This study contributes to the current debate on how privacy concerns can and should be integrated into merger analysis. First, I contend that while competition authorities increasingly account for the role of personal data as a source of market power and entry barriers, privacy-related consumer harm still remains a blind spot in merger analysis. Second, I discuss how this analytical gap can be filled by mapping out three potential theories of privacy-related consumer harm: namely, privacy as an element of product quality, privacy as a feature of consumer choice, and privacy as non-monetary price. Third, and this is my major claim and contribution, this study proposes willingness-to-pay studies in the form of conjoint analysis as a methodology that enables competition authorities to quantify privacy-related consumer harm in monetary terms. In a fourth section, this study discusses potential objections to this approach. In so doing, it shows that the widespread opposition against the incorporation of privacy into merger analysis is based on a ‘privacy fallacy’. This ‘privacy fallacy’ derives from the erroneous assumption that deteriorations in the level of privacy protection as a consequence of a merger automatically amount to a breach of data-protection rules which should be addressed by data protection authorities, but which do not constitute an antitrust concern.

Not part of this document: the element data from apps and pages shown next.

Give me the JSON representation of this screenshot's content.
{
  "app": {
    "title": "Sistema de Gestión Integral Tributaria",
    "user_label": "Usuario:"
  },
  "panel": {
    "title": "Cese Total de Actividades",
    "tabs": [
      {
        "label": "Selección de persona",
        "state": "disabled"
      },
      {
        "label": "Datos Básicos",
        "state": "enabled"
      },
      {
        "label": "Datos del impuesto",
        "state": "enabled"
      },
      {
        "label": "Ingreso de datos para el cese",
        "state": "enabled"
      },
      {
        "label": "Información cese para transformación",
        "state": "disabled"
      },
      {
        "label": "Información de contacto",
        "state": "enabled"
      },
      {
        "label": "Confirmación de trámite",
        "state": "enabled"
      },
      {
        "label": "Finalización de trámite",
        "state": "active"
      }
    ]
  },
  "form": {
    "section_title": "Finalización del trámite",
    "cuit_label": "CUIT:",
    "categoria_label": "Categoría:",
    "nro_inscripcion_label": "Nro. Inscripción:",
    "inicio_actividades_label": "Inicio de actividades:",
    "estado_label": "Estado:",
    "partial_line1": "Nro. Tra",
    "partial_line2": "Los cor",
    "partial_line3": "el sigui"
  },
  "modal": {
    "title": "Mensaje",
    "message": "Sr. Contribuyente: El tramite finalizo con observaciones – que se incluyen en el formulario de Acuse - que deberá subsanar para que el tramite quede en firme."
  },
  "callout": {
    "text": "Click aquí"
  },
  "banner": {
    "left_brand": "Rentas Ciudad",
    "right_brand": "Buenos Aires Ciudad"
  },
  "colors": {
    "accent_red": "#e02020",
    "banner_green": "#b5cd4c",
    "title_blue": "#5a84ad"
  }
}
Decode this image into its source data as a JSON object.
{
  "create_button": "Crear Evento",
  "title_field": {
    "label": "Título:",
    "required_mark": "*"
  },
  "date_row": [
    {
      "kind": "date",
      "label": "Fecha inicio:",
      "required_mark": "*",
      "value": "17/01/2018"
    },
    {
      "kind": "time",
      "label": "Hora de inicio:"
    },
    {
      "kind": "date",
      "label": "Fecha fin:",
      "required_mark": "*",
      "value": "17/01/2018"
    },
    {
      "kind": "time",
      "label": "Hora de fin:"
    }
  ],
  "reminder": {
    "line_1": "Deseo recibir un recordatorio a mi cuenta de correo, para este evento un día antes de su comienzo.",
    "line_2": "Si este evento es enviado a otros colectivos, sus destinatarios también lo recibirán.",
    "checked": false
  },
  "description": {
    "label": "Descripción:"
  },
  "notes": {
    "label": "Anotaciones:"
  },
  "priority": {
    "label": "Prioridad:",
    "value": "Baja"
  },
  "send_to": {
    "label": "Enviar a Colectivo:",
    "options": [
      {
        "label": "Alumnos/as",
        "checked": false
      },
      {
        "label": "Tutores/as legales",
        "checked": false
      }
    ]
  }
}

Cadmus permanent link: https://hdl.handle.net/1814/58064
Series/Number: EUI LAW; 2018/13